_Exercise directions_
The answer must consist of every record, printed exactly as it stands.

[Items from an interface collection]
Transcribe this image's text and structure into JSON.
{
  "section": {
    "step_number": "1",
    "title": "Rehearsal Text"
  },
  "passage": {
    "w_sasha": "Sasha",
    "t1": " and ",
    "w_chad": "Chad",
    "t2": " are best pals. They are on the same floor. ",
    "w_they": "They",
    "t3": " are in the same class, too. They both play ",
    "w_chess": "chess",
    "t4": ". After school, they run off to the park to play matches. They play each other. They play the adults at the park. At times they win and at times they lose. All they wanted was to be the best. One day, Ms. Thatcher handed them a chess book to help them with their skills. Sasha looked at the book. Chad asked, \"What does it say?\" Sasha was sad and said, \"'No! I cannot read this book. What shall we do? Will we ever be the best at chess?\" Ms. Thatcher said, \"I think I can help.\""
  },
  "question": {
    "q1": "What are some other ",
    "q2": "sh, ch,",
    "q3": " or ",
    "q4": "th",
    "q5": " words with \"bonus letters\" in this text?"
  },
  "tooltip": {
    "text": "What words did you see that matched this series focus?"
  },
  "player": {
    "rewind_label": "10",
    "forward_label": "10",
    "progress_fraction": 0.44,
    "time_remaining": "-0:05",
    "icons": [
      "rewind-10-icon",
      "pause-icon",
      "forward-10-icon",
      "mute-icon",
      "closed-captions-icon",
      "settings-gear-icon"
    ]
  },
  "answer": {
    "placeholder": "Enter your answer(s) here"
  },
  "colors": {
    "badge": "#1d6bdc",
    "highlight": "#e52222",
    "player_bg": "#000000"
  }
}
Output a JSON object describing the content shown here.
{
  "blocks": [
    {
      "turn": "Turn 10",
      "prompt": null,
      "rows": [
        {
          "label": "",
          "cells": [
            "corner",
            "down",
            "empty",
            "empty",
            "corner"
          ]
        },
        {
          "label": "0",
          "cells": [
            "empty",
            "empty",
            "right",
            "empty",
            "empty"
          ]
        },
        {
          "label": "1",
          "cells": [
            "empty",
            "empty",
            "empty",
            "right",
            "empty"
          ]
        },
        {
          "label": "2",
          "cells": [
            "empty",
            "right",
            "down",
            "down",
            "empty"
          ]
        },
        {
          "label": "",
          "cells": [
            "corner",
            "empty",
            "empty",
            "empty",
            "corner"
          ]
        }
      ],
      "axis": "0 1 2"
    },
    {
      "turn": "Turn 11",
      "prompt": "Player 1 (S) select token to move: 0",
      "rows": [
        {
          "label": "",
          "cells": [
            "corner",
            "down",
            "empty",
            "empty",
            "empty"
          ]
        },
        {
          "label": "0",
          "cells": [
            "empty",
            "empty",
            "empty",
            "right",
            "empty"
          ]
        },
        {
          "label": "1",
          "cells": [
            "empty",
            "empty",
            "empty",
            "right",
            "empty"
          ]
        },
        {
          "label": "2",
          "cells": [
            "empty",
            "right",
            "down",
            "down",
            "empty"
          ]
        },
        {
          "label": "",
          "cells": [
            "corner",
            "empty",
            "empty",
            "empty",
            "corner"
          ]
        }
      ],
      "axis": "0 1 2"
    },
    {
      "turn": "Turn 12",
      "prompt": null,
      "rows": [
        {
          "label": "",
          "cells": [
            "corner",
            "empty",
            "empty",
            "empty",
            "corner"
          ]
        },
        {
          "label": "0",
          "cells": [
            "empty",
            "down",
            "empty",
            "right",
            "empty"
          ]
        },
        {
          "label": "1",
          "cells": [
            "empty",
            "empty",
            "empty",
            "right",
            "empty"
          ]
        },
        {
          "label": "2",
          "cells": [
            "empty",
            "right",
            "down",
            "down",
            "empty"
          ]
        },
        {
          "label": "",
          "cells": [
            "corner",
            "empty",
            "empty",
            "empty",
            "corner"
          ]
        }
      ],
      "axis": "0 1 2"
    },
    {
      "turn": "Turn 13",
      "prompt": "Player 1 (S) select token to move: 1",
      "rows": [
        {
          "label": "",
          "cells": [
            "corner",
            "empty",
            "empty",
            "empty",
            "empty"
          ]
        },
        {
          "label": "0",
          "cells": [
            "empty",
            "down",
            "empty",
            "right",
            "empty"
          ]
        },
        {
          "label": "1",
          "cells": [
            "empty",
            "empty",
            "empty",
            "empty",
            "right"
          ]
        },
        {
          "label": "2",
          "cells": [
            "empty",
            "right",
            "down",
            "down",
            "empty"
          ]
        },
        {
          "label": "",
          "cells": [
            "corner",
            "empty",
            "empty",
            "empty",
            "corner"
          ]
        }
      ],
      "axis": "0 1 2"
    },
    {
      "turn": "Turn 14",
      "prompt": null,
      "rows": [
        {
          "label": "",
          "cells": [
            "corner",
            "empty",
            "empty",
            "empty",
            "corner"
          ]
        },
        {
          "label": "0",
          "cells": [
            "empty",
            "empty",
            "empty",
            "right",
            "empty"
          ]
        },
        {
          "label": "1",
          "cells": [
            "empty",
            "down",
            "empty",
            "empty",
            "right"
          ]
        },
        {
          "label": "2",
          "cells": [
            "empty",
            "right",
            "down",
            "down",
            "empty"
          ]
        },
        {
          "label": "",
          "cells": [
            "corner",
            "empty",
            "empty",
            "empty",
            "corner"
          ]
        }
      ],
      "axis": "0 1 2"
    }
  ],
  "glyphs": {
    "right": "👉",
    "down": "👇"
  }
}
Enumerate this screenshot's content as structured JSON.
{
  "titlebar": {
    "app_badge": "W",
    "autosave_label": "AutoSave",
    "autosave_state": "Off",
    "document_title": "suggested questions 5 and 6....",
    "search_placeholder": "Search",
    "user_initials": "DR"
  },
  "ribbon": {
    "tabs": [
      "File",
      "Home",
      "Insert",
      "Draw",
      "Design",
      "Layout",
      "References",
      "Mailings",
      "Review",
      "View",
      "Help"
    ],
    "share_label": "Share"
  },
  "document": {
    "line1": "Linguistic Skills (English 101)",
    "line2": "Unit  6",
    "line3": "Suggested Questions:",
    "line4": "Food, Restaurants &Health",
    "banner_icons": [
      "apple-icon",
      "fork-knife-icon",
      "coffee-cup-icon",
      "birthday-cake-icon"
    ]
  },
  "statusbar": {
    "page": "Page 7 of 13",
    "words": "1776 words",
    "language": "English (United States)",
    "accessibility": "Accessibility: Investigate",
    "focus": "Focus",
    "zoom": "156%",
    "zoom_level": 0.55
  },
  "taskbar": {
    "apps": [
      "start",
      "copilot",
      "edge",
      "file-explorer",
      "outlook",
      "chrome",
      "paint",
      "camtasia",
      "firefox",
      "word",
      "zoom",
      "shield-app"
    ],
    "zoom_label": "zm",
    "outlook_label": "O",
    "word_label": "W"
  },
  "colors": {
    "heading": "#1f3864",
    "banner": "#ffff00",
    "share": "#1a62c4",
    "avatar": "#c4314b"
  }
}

_Output below_
Transcribe this image's text and structure into JSON.
{
  "section": {
    "step_number": "1",
    "title": "Rehearsal Text"
  },
  "passage": {
    "w_sasha": "Sasha",
    "t1": " and ",
    "w_chad": "Chad",
    "t2": " are best pals. They are on the same floor. ",
    "w_they": "They",
    "t3": " are in the same class, too. They both play ",
    "w_chess": "chess",
    "t4": ". After school, they run off to the park to play matches. They play each other. They play the adults at the park. At times they win and at times they lose. All they wanted was to be the best. One day, Ms. Thatcher handed them a chess book to help them with their skills. Sasha looked at the book. Chad asked, \"What does it say?\" Sasha was sad and said, \"'No! I cannot read this book. What shall we do? Will we ever be the best at chess?\" Ms. Thatcher said, \"I think I can help.\""
  },
  "question": {
    "q1": "What are some other ",
    "q2": "sh, ch,",
    "q3": " or ",
    "q4": "th",
    "q5": " words with \"bonus letters\" in this text?"
  },
  "tooltip": {
    "text": "What words did you see that matched this series focus?"
  },
  "player": {
    "rewind_label": "10",
    "forward_label": "10",
    "progress_fraction": 0.44,
    "time_remaining": "-0:05",
    "icons": [
      "rewind-10-icon",
      "pause-icon",
      "forward-10-icon",
      "mute-icon",
      "closed-captions-icon",
      "settings-gear-icon"
    ]
  },
  "answer": {
    "placeholder": "Enter your answer(s) here"
  },
  "colors": {
    "badge": "#1d6bdc",
    "highlight": "#e52222",
    "player_bg": "#000000"
  }
}
Output a JSON object describing the content shown here.
{
  "blocks": [
    {
      "turn": "Turn 10",
      "prompt": null,
      "rows": [
        {
          "label": "",
          "cells": [
            "corner",
            "down",
            "empty",
            "empty",
            "corner"
          ]
        },
        {
          "label": "0",
          "cells": [
            "empty",
            "empty",
            "right",
            "empty",
            "empty"
          ]
        },
        {
          "label": "1",
          "cells": [
            "empty",
            "empty",
            "empty",
            "right",
            "empty"
          ]
        },
        {
          "label": "2",
          "cells": [
            "empty",
            "right",
            "down",
            "down",
            "empty"
          ]
        },
        {
          "label": "",
          "cells": [
            "corner",
            "empty",
            "empty",
            "empty",
            "corner"
          ]
        }
      ],
      "axis": "0 1 2"
    },
    {
      "turn": "Turn 11",
      "prompt": "Player 1 (S) select token to move: 0",
      "rows": [
        {
          "label": "",
          "cells": [
            "corner",
            "down",
            "empty",
            "empty",
            "empty"
          ]
        },
        {
          "label": "0",
          "cells": [
            "empty",
            "empty",
            "empty",
            "right",
            "empty"
          ]
        },
        {
          "label": "1",
          "cells": [
            "empty",
            "empty",
            "empty",
            "right",
            "empty"
          ]
        },
        {
          "label": "2",
          "cells": [
            "empty",
            "right",
            "down",
            "down",
            "empty"
          ]
        },
        {
          "label": "",
          "cells": [
            "corner",
            "empty",
            "empty",
            "empty",
            "corner"
          ]
        }
      ],
      "axis": "0 1 2"
    },
    {
      "turn": "Turn 12",
      "prompt": null,
      "rows": [
        {
          "label": "",
          "cells": [
            "corner",
            "empty",
            "empty",
            "empty",
            "corner"
          ]
        },
        {
          "label": "0",
          "cells": [
            "empty",
            "down",
            "empty",
            "right",
            "empty"
          ]
        },
        {
          "label": "1",
          "cells": [
            "empty",
            "empty",
            "empty",
            "right",
            "empty"
          ]
        },
        {
          "label": "2",
          "cells": [
            "empty",
            "right",
            "down",
            "down",
            "empty"
          ]
        },
        {
          "label": "",
          "cells": [
            "corner",
            "empty",
            "empty",
            "empty",
            "corner"
          ]
        }
      ],
      "axis": "0 1 2"
    },
    {
      "turn": "Turn 13",
      "prompt": "Player 1 (S) select token to move: 1",
      "rows": [
        {
          "label": "",
          "cells": [
            "corner",
            "empty",
            "empty",
            "empty",
            "empty"
          ]
        },
        {
          "label": "0",
          "cells": [
            "empty",
            "down",
            "empty",
            "right",
            "empty"
          ]
        },
        {
          "label": "1",
          "cells": [
            "empty",
            "empty",
            "empty",
            "empty",
            "right"
          ]
        },
        {
          "label": "2",
          "cells": [
            "empty",
            "right",
            "down",
            "down",
            "empty"
          ]
        },
        {
          "label": "",
          "cells": [
            "corner",
            "empty",
            "empty",
            "empty",
            "corner"
          ]
        }
      ],
      "axis": "0 1 2"
    },
    {
      "turn": "Turn 14",
      "prompt": null,
      "rows": [
        {
          "label": "",
          "cells": [
            "corner",
            "empty",
            "empty",
            "empty",
            "corner"
          ]
        },
        {
          "label": "0",
          "cells": [
            "empty",
            "empty",
            "empty",
            "right",
            "empty"
          ]
        },
        {
          "label": "1",
          "cells": [
            "empty",
            "down",
            "empty",
            "empty",
            "right"
          ]
        },
        {
          "label": "2",
          "cells": [
            "empty",
            "right",
            "down",
            "down",
            "empty"
          ]
        },
        {
          "label": "",
          "cells": [
            "corner",
            "empty",
            "empty",
            "empty",
            "corner"
          ]
        }
      ],
      "axis": "0 1 2"
    }
  ],
  "glyphs": {
    "right": "👉",
    "down": "👇"
  }
}
Enumerate this screenshot's content as structured JSON.
{
  "titlebar": {
    "app_badge": "W",
    "autosave_label": "AutoSave",
    "autosave_state": "Off",
    "document_title": "suggested questions 5 and 6....",
    "search_placeholder": "Search",
    "user_initials": "DR"
  },
  "ribbon": {
    "tabs": [
      "File",
      "Home",
      "Insert",
      "Draw",
      "Design",
      "Layout",
      "References",
      "Mailings",
      "Review",
      "View",
      "Help"
    ],
    "share_label": "Share"
  },
  "document": {
    "line1": "Linguistic Skills (English 101)",
    "line2": "Unit  6",
    "line3": "Suggested Questions:",
    "line4": "Food, Restaurants &Health",
    "banner_icons": [
      "apple-icon",
      "fork-knife-icon",
      "coffee-cup-icon",
      "birthday-cake-icon"
    ]
  },
  "statusbar": {
    "page": "Page 7 of 13",
    "words": "1776 words",
    "language": "English (United States)",
    "accessibility": "Accessibility: Investigate",
    "focus": "Focus",
    "zoom": "156%",
    "zoom_level": 0.55
  },
  "taskbar": {
    "apps": [
      "start",
      "copilot",
      "edge",
      "file-explorer",
      "outlook",
      "chrome",
      "paint",
      "camtasia",
      "firefox",
      "word",
      "zoom",
      "shield-app"
    ],
    "zoom_label": "zm",
    "outlook_label": "O",
    "word_label": "W"
  },
  "colors": {
    "heading": "#1f3864",
    "banner": "#ffff00",
    "share": "#1a62c4",
    "avatar": "#c4314b"
  }
}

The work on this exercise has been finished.